- [YOUR INSTRUCTIONS] Word for word, copy every line of the data.

(Items from an interface collection)
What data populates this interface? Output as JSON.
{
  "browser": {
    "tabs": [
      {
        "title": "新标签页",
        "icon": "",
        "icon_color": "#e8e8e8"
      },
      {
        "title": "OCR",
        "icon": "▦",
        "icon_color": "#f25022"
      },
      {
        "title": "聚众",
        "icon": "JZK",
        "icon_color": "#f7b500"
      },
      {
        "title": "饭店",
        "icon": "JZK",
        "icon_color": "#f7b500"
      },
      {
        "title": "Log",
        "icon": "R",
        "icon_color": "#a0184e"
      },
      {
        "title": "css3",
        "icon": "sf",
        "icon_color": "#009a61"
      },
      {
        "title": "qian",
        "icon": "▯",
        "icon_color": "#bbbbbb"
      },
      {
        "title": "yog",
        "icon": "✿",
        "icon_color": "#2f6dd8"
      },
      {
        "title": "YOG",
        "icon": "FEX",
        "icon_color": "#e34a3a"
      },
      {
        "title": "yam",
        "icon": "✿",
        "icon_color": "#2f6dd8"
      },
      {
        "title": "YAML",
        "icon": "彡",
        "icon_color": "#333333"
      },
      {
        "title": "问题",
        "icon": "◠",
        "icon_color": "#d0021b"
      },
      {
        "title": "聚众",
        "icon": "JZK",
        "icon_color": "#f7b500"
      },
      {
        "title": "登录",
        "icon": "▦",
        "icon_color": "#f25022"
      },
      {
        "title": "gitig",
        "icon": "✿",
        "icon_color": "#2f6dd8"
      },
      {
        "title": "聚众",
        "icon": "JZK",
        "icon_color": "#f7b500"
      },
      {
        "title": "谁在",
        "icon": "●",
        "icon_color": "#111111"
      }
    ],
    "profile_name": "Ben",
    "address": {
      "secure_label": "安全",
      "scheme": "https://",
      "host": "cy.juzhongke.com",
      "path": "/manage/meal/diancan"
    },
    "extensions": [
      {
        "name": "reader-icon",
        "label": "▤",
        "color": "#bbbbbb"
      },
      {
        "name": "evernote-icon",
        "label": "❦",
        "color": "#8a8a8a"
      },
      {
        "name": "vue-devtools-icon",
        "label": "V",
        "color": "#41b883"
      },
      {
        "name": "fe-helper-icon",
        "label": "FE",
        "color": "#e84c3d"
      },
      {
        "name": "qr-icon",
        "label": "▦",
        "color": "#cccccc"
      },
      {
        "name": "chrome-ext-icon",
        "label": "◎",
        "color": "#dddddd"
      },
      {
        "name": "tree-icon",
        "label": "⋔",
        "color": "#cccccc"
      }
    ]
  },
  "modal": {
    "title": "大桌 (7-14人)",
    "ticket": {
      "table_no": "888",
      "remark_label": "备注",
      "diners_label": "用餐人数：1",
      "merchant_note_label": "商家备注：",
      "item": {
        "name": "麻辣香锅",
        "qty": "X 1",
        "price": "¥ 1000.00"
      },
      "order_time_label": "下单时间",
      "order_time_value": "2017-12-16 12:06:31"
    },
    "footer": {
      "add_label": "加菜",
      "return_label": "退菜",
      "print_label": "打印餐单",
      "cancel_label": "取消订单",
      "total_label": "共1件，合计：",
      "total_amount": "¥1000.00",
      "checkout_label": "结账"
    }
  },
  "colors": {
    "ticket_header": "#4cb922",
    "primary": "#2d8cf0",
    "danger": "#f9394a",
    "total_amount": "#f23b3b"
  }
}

- [WRITTEN RESPONSE]
What data populates this interface? Output as JSON.
{
  "browser": {
    "tabs": [
      {
        "title": "新标签页",
        "icon": "",
        "icon_color": "#e8e8e8"
      },
      {
        "title": "OCR",
        "icon": "▦",
        "icon_color": "#f25022"
      },
      {
        "title": "聚众",
        "icon": "JZK",
        "icon_color": "#f7b500"
      },
      {
        "title": "饭店",
        "icon": "JZK",
        "icon_color": "#f7b500"
      },
      {
        "title": "Log",
        "icon": "R",
        "icon_color": "#a0184e"
      },
      {
        "title": "css3",
        "icon": "sf",
        "icon_color": "#009a61"
      },
      {
        "title": "qian",
        "icon": "▯",
        "icon_color": "#bbbbbb"
      },
      {
        "title": "yog",
        "icon": "✿",
        "icon_color": "#2f6dd8"
      },
      {
        "title": "YOG",
        "icon": "FEX",
        "icon_color": "#e34a3a"
      },
      {
        "title": "yam",
        "icon": "✿",
        "icon_color": "#2f6dd8"
      },
      {
        "title": "YAML",
        "icon": "彡",
        "icon_color": "#333333"
      },
      {
        "title": "问题",
        "icon": "◠",
        "icon_color": "#d0021b"
      },
      {
        "title": "聚众",
        "icon": "JZK",
        "icon_color": "#f7b500"
      },
      {
        "title": "登录",
        "icon": "▦",
        "icon_color": "#f25022"
      },
      {
        "title": "gitig",
        "icon": "✿",
        "icon_color": "#2f6dd8"
      },
      {
        "title": "聚众",
        "icon": "JZK",
        "icon_color": "#f7b500"
      },
      {
        "title": "谁在",
        "icon": "●",
        "icon_color": "#111111"
      }
    ],
    "profile_name": "Ben",
    "address": {
      "secure_label": "安全",
      "scheme": "https://",
      "host": "cy.juzhongke.com",
      "path": "/manage/meal/diancan"
    },
    "extensions": [
      {
        "name": "reader-icon",
        "label": "▤",
        "color": "#bbbbbb"
      },
      {
        "name": "evernote-icon",
        "label": "❦",
        "color": "#8a8a8a"
      },
      {
        "name": "vue-devtools-icon",
        "label": "V",
        "color": "#41b883"
      },
      {
        "name": "fe-helper-icon",
        "label": "FE",
        "color": "#e84c3d"
      },
      {
        "name": "qr-icon",
        "label": "▦",
        "color": "#cccccc"
      },
      {
        "name": "chrome-ext-icon",
        "label": "◎",
        "color": "#dddddd"
      },
      {
        "name": "tree-icon",
        "label": "⋔",
        "color": "#cccccc"
      }
    ]
  },
  "modal": {
    "title": "大桌 (7-14人)",
    "ticket": {
      "table_no": "888",
      "remark_label": "备注",
      "diners_label": "用餐人数：1",
      "merchant_note_label": "商家备注：",
      "item": {
        "name": "麻辣香锅",
        "qty": "X 1",
        "price": "¥ 1000.00"
      },
      "order_time_label": "下单时间",
      "order_time_value": "2017-12-16 12:06:31"
    },
    "footer": {
      "add_label": "加菜",
      "return_label": "退菜",
      "print_label": "打印餐单",
      "cancel_label": "取消订单",
      "total_label": "共1件，合计：",
      "total_amount": "¥1000.00",
      "checkout_label": "结账"
    }
  },
  "colors": {
    "ticket_header": "#4cb922",
    "primary": "#2d8cf0",
    "danger": "#f9394a",
    "total_amount": "#f23b3b"
  }
}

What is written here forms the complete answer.